posted on 2019-01-01, 00:00 authored by P Dixit, B Basu, Munish PuriMunish Puri, D K Tuli, A S Mathur, Colin BarrowColin Barrow
Background: Efforts to develop efficient lignocellulose-degrading enzymatic preparations have led to the relatively recent discovery of a new class of novel cellulase boosters, termed lytic polysaccharide monoxygenases (LPMOs). These enzymes are copper-dependent metalloenzymes that initiate the biomass deconstruction process and subsequently work together with cellulases, hemicellulases, and other accessory enzymes to enhance their hydrolytic action. Given their wide distribution and diversity, screening and isolation of potent LPMOs from natural fungal diversity may provide an important avenue for increasing the efficiency of cellulases and thereby decreasing cellulosic ethanol production costs. However, methods for quick screening and detection are still not widely available. In this article, a simple and sensitive method is described by combining nonhydrolytic activity enhancement followed by LC-MS-based quantitation of LPMOs. Results: In this study, a screening approach has been developed for the detection of nonhydrolytic cellulase-enhancing enzymes in crude fungal supernatants. With the application of a saturating benchmark cocktail of Celluclast 1.5L, fungal isolates were selected which had the capability of hydrolyzing pretreated rice straw by their synergistic enzyme fractions. Subsequently, these fungal extracts along with an LPMO-enriched commercial enzyme were investigated for their ability to produce Type I LPMO activity. An LC-MS-based methodology was applied to quantitate gluconic acid in enzymatic hydrolysates as an indirect measurement of Type I LPMO activity. Conclusion: The present study describes an LC-MS-based separation method to detect and quantitate LPMO activity in a commercial enzyme. This method was also applied to screen fungal extracts. The developed screening strategy has enabled detection of LPMO activity in two industrially important Penicillium strains.



Biotechnology for biofuels
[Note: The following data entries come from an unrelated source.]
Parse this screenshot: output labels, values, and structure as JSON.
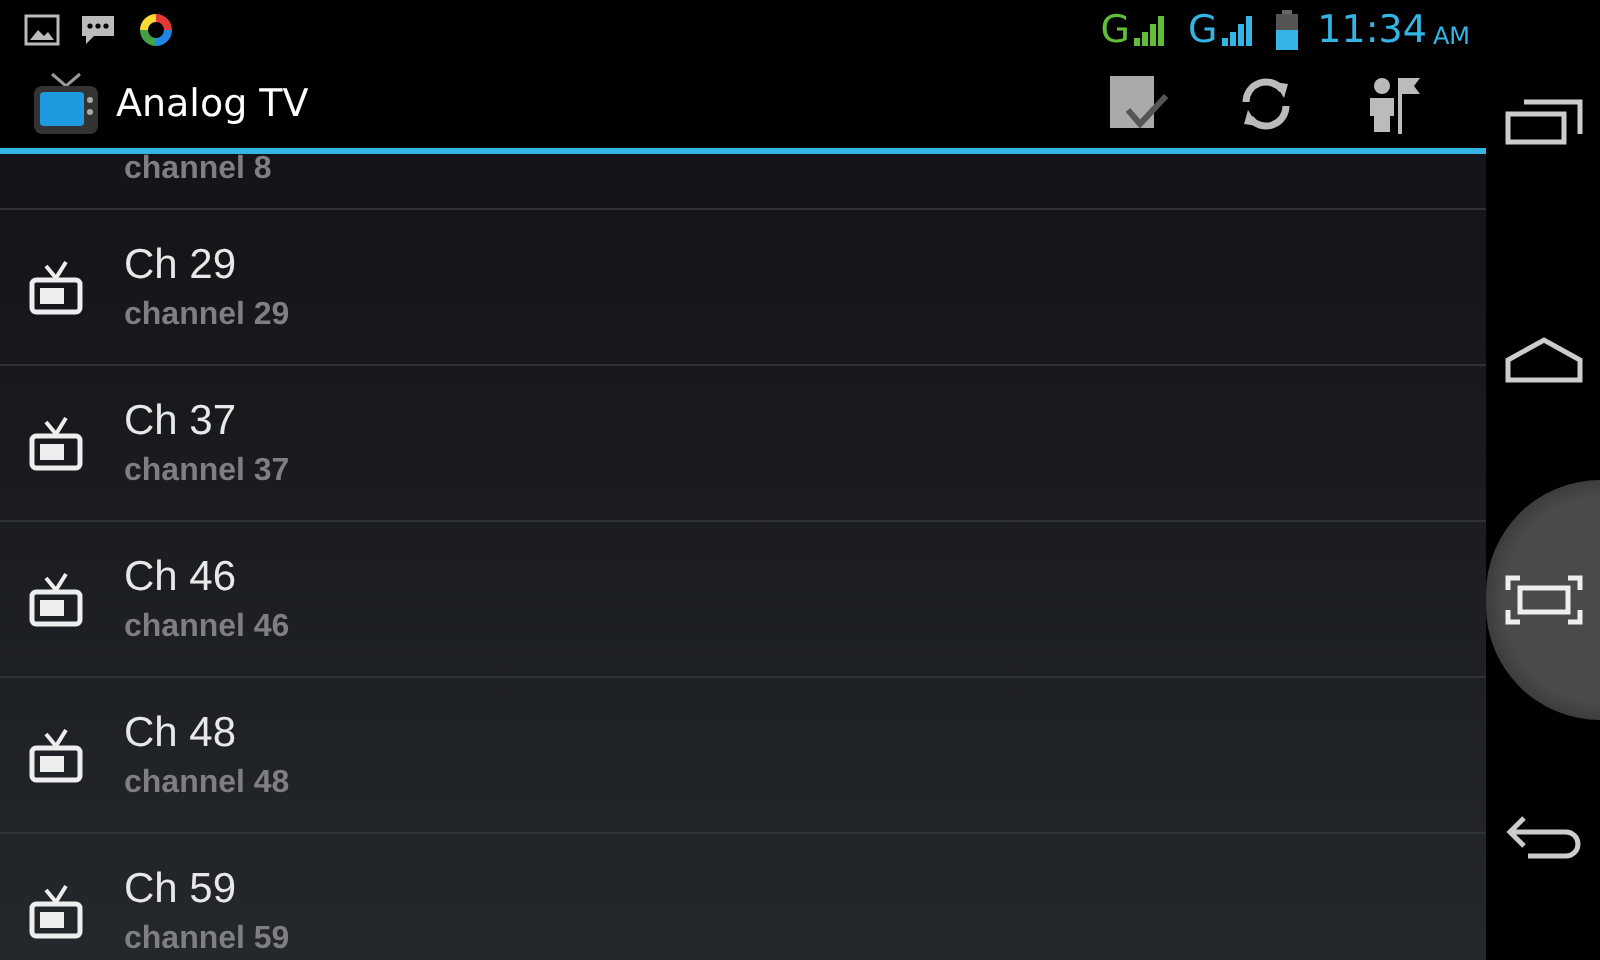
{
  "status_bar": {
    "networks": [
      {
        "label": "G",
        "color": "#5fbf3a"
      },
      {
        "label": "G",
        "color": "#33b5e5"
      }
    ],
    "time": "11:34",
    "ampm": "AM"
  },
  "action_bar": {
    "title": "Analog TV"
  },
  "channels": [
    {
      "subtitle": "channel 8"
    },
    {
      "title": "Ch 29",
      "subtitle": "channel 29"
    },
    {
      "title": "Ch 37",
      "subtitle": "channel 37"
    },
    {
      "title": "Ch 46",
      "subtitle": "channel 46"
    },
    {
      "title": "Ch 48",
      "subtitle": "channel 48"
    },
    {
      "title": "Ch 59",
      "subtitle": "channel 59"
    }
  ],
  "nav_bar": [
    {
      "kind": "recent",
      "selected": false
    },
    {
      "kind": "home",
      "selected": false
    },
    {
      "kind": "capture",
      "selected": true
    },
    {
      "kind": "back",
      "selected": false
    }
  ]
}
Article number



1 - 16


BioMed Central


London, Eng.





Publication classification

C1 Refereed article in a scholarly journal

Copyright notice

2019, The Author(s)